El Norteno
10032 101 Avenue, Grande Prairie, Alberta
Monday 11 am-3 pm, Tuesday-Friday 11 am-8 pm, Saturday 10 am-3 pm. Closed Sunday
780-832-8093

Finding Marvelous Mavens to Steer Your Road-Trip Eats

At Sleight of Hand Cellars, dynamo Traci is a wealth of dining and drinking suggestions

At Sleight of Hand Cellars, dynamo Traci is a wealth of dining and drinking suggestions

I tend to heavily research my road-trip food stops. I’ll spend hours poring over Yelp and TripAdvisor reviews and Googling for dining nuggets. I end up with a script that guides me for a month of gorging and guzzling over, say, a 5,000-mile swath of the southwest U.S.

But sometimes it’s nice to just follow my nose and, hopefully, discover gems off the beaten path. It helps tremendously, in this regard, to find a local savant or two, with similar sensibilities, who can steer you to some unpublicized standouts.

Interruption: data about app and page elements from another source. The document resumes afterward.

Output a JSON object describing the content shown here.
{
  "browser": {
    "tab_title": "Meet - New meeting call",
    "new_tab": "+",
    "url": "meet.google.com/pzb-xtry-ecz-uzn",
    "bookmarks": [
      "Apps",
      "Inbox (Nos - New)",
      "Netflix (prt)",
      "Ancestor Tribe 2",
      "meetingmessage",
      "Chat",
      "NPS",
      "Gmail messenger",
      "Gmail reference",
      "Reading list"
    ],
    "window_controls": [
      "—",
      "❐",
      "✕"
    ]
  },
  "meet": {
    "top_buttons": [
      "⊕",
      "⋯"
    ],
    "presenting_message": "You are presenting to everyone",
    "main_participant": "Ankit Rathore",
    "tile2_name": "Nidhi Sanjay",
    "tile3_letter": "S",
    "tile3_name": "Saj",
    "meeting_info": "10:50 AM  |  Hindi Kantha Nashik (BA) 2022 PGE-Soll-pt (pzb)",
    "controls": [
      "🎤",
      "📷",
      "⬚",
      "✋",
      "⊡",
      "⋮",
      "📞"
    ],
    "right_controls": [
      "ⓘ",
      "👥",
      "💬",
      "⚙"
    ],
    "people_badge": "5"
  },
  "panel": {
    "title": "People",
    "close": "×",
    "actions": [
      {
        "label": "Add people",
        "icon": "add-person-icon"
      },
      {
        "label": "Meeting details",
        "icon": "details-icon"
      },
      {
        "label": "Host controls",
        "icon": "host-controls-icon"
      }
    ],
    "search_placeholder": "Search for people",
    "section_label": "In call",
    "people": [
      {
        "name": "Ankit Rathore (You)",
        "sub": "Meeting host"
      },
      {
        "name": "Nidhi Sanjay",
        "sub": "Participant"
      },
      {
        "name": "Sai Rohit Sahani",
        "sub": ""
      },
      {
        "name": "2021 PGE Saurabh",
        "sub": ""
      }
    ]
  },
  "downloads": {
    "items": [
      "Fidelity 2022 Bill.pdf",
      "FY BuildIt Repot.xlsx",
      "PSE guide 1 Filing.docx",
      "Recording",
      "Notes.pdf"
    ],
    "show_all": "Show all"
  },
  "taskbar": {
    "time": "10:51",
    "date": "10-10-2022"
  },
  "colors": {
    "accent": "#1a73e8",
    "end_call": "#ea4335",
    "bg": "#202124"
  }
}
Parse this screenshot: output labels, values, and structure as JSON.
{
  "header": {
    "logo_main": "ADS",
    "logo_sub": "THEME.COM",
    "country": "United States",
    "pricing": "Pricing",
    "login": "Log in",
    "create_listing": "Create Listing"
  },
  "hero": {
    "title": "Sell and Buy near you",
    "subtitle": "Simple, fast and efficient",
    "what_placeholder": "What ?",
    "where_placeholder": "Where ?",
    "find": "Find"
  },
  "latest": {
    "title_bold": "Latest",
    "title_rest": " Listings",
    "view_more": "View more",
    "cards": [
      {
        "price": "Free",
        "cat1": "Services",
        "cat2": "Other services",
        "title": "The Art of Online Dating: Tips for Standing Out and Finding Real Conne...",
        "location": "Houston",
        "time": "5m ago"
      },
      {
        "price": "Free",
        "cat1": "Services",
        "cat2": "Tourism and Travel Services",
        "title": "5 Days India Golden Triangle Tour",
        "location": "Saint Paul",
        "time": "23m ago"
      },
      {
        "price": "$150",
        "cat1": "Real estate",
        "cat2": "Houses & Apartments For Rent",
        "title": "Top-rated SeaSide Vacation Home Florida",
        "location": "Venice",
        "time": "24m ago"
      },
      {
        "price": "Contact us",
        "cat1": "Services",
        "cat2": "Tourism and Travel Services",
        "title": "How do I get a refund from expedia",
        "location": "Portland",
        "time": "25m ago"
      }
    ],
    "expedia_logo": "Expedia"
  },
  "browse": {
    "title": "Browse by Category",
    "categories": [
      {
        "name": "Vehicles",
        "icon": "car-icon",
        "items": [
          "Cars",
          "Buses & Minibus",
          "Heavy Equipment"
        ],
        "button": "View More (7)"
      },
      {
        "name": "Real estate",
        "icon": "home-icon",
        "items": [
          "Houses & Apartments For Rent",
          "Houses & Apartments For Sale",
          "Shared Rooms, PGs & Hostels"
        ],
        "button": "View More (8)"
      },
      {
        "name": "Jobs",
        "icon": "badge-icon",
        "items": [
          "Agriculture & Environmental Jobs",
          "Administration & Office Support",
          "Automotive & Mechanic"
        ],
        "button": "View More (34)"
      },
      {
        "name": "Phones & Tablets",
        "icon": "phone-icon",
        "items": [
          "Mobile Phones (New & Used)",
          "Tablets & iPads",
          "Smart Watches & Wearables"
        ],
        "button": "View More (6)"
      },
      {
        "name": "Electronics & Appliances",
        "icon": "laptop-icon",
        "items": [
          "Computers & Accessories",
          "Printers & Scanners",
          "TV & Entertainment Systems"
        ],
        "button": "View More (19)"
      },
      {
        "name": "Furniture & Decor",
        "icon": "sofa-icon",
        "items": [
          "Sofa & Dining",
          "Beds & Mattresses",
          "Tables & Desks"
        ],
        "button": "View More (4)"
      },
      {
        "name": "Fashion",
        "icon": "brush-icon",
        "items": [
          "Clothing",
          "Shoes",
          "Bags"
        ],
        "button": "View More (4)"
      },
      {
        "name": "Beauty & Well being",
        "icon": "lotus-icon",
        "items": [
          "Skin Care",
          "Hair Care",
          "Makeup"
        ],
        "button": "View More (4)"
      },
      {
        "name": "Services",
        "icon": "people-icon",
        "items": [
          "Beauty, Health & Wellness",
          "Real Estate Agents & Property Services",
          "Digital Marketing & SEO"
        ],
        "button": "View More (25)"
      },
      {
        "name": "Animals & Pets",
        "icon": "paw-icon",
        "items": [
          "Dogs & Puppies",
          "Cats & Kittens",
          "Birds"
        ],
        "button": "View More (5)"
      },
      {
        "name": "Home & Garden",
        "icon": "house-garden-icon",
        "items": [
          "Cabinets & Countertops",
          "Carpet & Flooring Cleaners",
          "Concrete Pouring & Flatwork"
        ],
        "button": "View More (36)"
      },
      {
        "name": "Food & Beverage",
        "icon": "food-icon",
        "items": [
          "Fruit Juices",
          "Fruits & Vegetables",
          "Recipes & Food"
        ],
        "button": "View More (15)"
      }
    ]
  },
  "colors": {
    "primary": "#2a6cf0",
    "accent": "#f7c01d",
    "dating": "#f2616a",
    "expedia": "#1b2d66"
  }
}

So when we’ve got three days to spend in Walla Walla, Washington and no agenda to pursue, I’m happy to solicit and accept spontaneous suggestions. These leads come primarily from two winery servers, who are sharp as tacks and more than willing to be impromptu tour guides. Continue reading

Guerilla Tacos Elevates Food Truck Fare to Spectacular

Los Angeles's Guerilla Tacos elevates the Mexican pocket food to spectacular

Los Angeles’s Guerilla Tacos elevates the Mexican pocket food to spectacular

Guerilla tactics include keeping on the move so folks don’t always know where you are. As a food truck, Guerilla Tacos certainly accomplishes that, setting up outside various Los Angeles-area coffee shop locations (such as Blue Bottle and Blacktop) each week.

But it throws me a curve when the truck is at a special event some six miles from where I’m expecting it to be. Still, I can be persistent in pursuit of search of good road food and soon track this roaming restaurant down.

Another guerrilla strategy is throwing people for a loop. And owner/”professional cocinero” Wes Avila definitely achieves this with taco takes on his daily menu you won’t find anywhere else—a blend of influences from his travels to places like France, Spain, Costa Rica and Mexico.

Guerilla Tacos sets up outside various Los Angeles coffee shops

Guerilla Tacos sets up outside various Los Angeles coffee shops

Take my steaming hot delicacy of thinly sliced summer squash with runny guajillo chile, cashews, queso (Mexican cheese) and herbs. It’s a strange combination that works spectacularly well. Other wide-eyed customers are tackling a cauliflower taco with Medjool dates ($5) or, get this, blue crab and potato with sun gold tomato. For larger appetites, there’s a cheese and tomatillo torta ($11) and a sirloin burrito ($10).

What guerrilla manoeuvre will mad chef Wes spring on his unsuspecting followers next?

Guerilla Tacos
Check the website for daily locations in and around Los Angeles
Daily 10 am-2 pm